2 Timothy 1:12
For the which cause I also suffer these things: nevertheless I am not ashamed: for I know whom I have believed…
I. THE AWFUL PERIOD. It is not mentioned by name; but the apostle only calls it "that day." What day? The day of death, when "the dust returns to the earth as it was, and the spirit returns unto God who gave it"? Or the day of judgment? Doubtless the day of judgment. This is often in the Scripture called "that day," in order to show us that it is a very important, a very remarkable, a very distinguished day.
II. WHAT THE APOSTLE DID in the prospect of this period. He deposited something in the Redeemer's hands; "that which I have committed unto Him against that day." What, now, was this deposit? You evidently see it was something personal, in which he acted as a believer. And it is not necessary, as far as I know, to exclude anything from the transaction; but principally we are to understand the eternal concerns of his soul. And if this required any confirmation, it may be derived from the example of poor Stephen, who, when he was dying, said, "Lord Jesus receive my spirit" — and from the experience of David, who in an hour of danger said, "Into Thy hand I commit my spirit; Thou hast redeemed me, O Lord God of truth!" It means, therefore, simply believing. The apostle's representation of faith here will remind us of several things.
1. The committing our eternal all into His bands implies conviction.

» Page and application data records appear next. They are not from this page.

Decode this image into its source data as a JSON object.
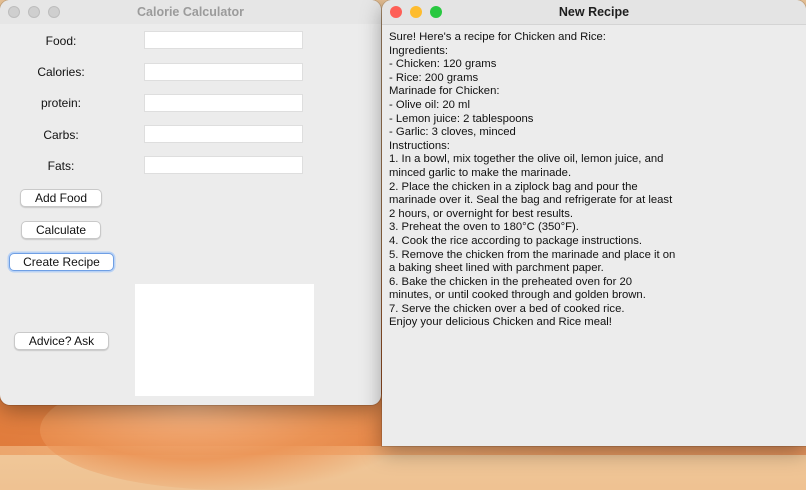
{
  "calc_window": {
    "title": "Calorie Calculator",
    "labels": {
      "food": "Food:",
      "calories": "Calories:",
      "protein": "protein:",
      "carbs": "Carbs:",
      "fats": "Fats:"
    },
    "buttons": {
      "add_food": "Add Food",
      "calculate": "Calculate",
      "create_recipe": "Create Recipe",
      "advice": "Advice? Ask"
    }
  },
  "recipe_window": {
    "title": "New Recipe",
    "lines": [
      "Sure! Here's a recipe for Chicken and Rice:",
      "Ingredients:",
      "- Chicken: 120 grams",
      "- Rice: 200 grams",
      "Marinade for Chicken:",
      "- Olive oil: 20 ml",
      "- Lemon juice: 2 tablespoons",
      "- Garlic: 3 cloves, minced",
      "Instructions:",
      "1. In a bowl, mix together the olive oil, lemon juice, and",
      "minced garlic to make the marinade.",
      "2. Place the chicken in a ziplock bag and pour the",
      "marinade over it. Seal the bag and refrigerate for at least",
      "2 hours, or overnight for best results.",
      "3. Preheat the oven to 180°C (350°F).",
      "4. Cook the rice according to package instructions.",
      "5. Remove the chicken from the marinade and place it on",
      "a baking sheet lined with parchment paper.",
      "6. Bake the chicken in the preheated oven for 20",
      "minutes, or until cooked through and golden brown.",
      "7. Serve the chicken over a bed of cooked rice.",
      "Enjoy your delicious Chicken and Rice meal!"
    ]
  },
  "colors": {
    "close": "#fe5f57",
    "minimize": "#febc2e",
    "zoom": "#28c840",
    "focus_ring": "#6f9fe4"
  }
}
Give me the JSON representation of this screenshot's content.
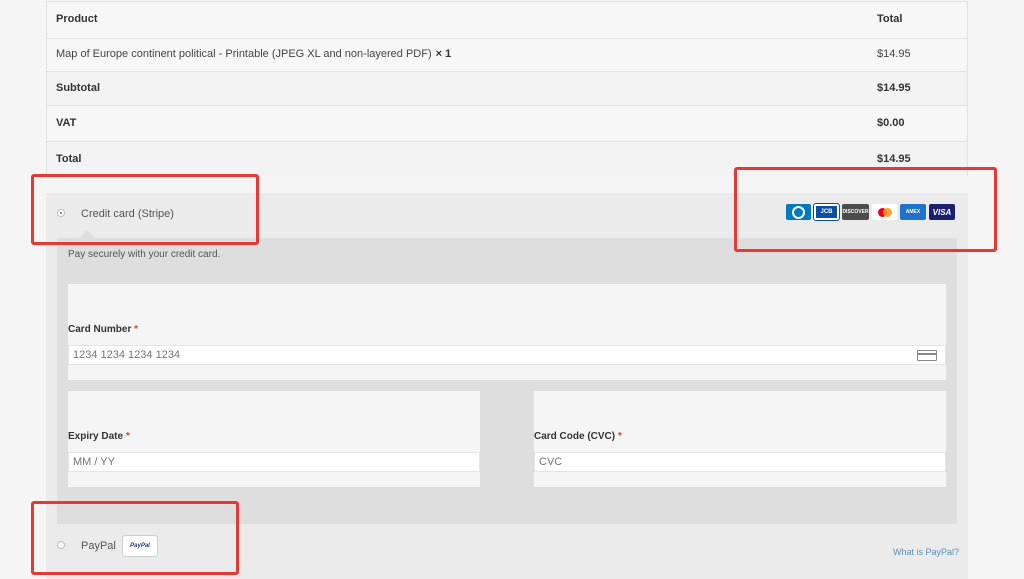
{
  "order": {
    "header_product": "Product",
    "header_total": "Total",
    "item_name": "Map of Europe continent political - Printable (JPEG XL and non-layered PDF)",
    "item_qty": "× 1",
    "item_total": "$14.95",
    "subtotal_label": "Subtotal",
    "subtotal_value": "$14.95",
    "vat_label": "VAT",
    "vat_value": "$0.00",
    "total_label": "Total",
    "total_value": "$14.95"
  },
  "payment": {
    "stripe_label": "Credit card (Stripe)",
    "stripe_description": "Pay securely with your credit card.",
    "card_number_label": "Card Number",
    "card_number_placeholder": "1234 1234 1234 1234",
    "expiry_label": "Expiry Date",
    "expiry_placeholder": "MM / YY",
    "cvc_label": "Card Code (CVC)",
    "cvc_placeholder": "CVC",
    "required_mark": "*",
    "paypal_label": "PayPal",
    "paypal_badge": "PayPal",
    "what_is_paypal": "What is PayPal?",
    "card_brands": [
      {
        "name": "diners-club",
        "text": "",
        "color": "#0079be"
      },
      {
        "name": "jcb",
        "text": "JCB",
        "color": "#0b4ea2"
      },
      {
        "name": "discover",
        "text": "DISCOVER",
        "color": "#4d4d4d"
      },
      {
        "name": "mastercard",
        "text": "",
        "color": "#ffffff"
      },
      {
        "name": "american-express",
        "text": "AMEX",
        "color": "#1f72cd"
      },
      {
        "name": "visa",
        "text": "VISA",
        "color": "#1a1f71"
      }
    ]
  },
  "colors": {
    "highlight": "#e53935",
    "required": "#e2401c",
    "link": "#5b8fb9"
  }
}
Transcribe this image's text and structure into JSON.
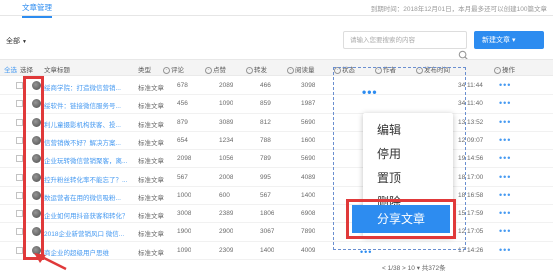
{
  "tabs": {
    "active": "文章管理"
  },
  "expiry_notice": "到期时间：2018年12月01日，本月最多还可以创建100篇文章",
  "toolbar": {
    "filter_label": "全部",
    "search_placeholder": "请输入您要搜索的内容",
    "new_button_label": "新建文章"
  },
  "table": {
    "headers": {
      "select_all": "全选",
      "select": "选择",
      "title": "文章标题",
      "type": "类型",
      "comments": "评论",
      "likes": "点赞",
      "shares": "转发",
      "reads": "阅读量",
      "status": "状态",
      "author": "作者",
      "publish_time": "发布时间",
      "ops": "操作"
    },
    "rows": [
      {
        "title": "绥商学院：打造微信营销...",
        "type": "标准文章",
        "comments": "678",
        "likes": "2089",
        "shares": "466",
        "reads": "3098",
        "time": "34 11:44"
      },
      {
        "title": "绥软件：链接微信服务号...",
        "type": "标准文章",
        "comments": "456",
        "likes": "1090",
        "shares": "859",
        "reads": "1987",
        "time": "34 11:40"
      },
      {
        "title": "利儿童摄影机构获客、投...",
        "type": "标准文章",
        "comments": "879",
        "likes": "3089",
        "shares": "812",
        "reads": "5690",
        "time": "13 13:52"
      },
      {
        "title": "信营销做不好？解决方案...",
        "type": "标准文章",
        "comments": "654",
        "likes": "1234",
        "shares": "788",
        "reads": "1600",
        "time": "12 09:07"
      },
      {
        "title": "企业玩转微信营销聚客，离...",
        "type": "标准文章",
        "comments": "2098",
        "likes": "1056",
        "shares": "789",
        "reads": "5690",
        "time": "19 14:56"
      },
      {
        "title": "控升粉丝转化率不能忘了？...",
        "type": "标准文章",
        "comments": "567",
        "likes": "2008",
        "shares": "995",
        "reads": "4089",
        "time": "18 17:00"
      },
      {
        "title": "数运营者在用的微信吸粉...",
        "type": "标准文章",
        "comments": "1000",
        "likes": "600",
        "shares": "567",
        "reads": "1400",
        "time": "18 16:58"
      },
      {
        "title": "企业如何用抖音获客和转化？",
        "type": "标准文章",
        "comments": "3008",
        "likes": "2389",
        "shares": "1806",
        "reads": "6908",
        "time": "15 17:59"
      },
      {
        "title": "2018企业新营销风口 微信...",
        "type": "标准文章",
        "comments": "1900",
        "likes": "2900",
        "shares": "3067",
        "reads": "7890",
        "time": "12 17:05"
      },
      {
        "title": "商企业的超级用户思维",
        "type": "标准文章",
        "comments": "1090",
        "likes": "2309",
        "shares": "1400",
        "reads": "4009",
        "time": "17 14:26"
      }
    ],
    "ops_glyph": "•••"
  },
  "context_menu": {
    "trigger_glyph": "•••",
    "items": [
      "编辑",
      "停用",
      "置顶",
      "删除"
    ],
    "highlighted_item": "分享文章"
  },
  "pager": {
    "text": "< 1/38 > 10 ▾ 共372条"
  },
  "colors": {
    "accent": "#2d8cf0",
    "highlight_border": "#e0393a"
  }
}
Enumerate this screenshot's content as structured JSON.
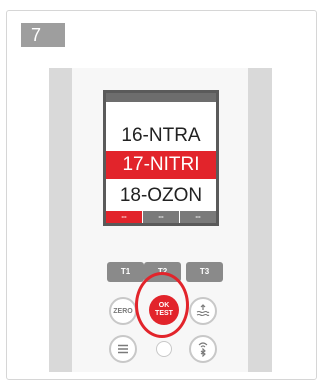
{
  "step_number": "7",
  "display": {
    "menu_items": [
      "16-NTRA",
      "17-NITRI",
      "18-OZON"
    ],
    "selected_index": 1,
    "slots": [
      "--",
      "--",
      "--"
    ],
    "active_slot_index": 0
  },
  "buttons": {
    "t1": "T1",
    "t2": "T2",
    "t3": "T3",
    "zero": "ZERO",
    "ok_line1": "OK",
    "ok_line2": "TEST"
  },
  "icons": {
    "wave": "water-wave-icon",
    "menu": "menu-icon",
    "light": "light-sensor-icon",
    "bluetooth": "bluetooth-icon"
  },
  "colors": {
    "accent": "#e2242b",
    "step_badge": "#9e9e9e",
    "button_grey": "#8a8a8a"
  }
}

The man before was deluded by error and blinded by ignorance; but now "the eyes of his understanding" are opened.
(1) Now he is convinced of the value of his soul.
(2) He is now convinced of the danger of the soul.
(3) And now, too, he is convinced of his inability to save his soul.
2. And this act implies also a concern for its security and welfare.
3. The act of committing the soul to Christ also implies application to the Redeemer for the purpose of salvation.
4. It implies submission,
III. THE SATISFACTION FELT in the review of the transaction.
1. You see what the satisfaction is derived from: and, generally considered, you observe that it takes in the apostle's acquaintance with the great Depository himself — "I know whom I have believed."
2. You have seen the satisfaction generally expressed; but here is a particular reference with regard to it. "And I am persuaded," says he, "that He is able to keep that which I have committed unto Him against that day."
Parallel VersesKJV: For the which cause I also suffer these things: nevertheless I am not ashamed: for I know whom I have believed, and am persuaded that he is able to keep that which I have committed unto him against that day.
WEB: For this cause I also suffer these things. Yet I am not ashamed, for I know him whom I have believed, and I am persuaded that he is able to guard that which I have committed to him against that day.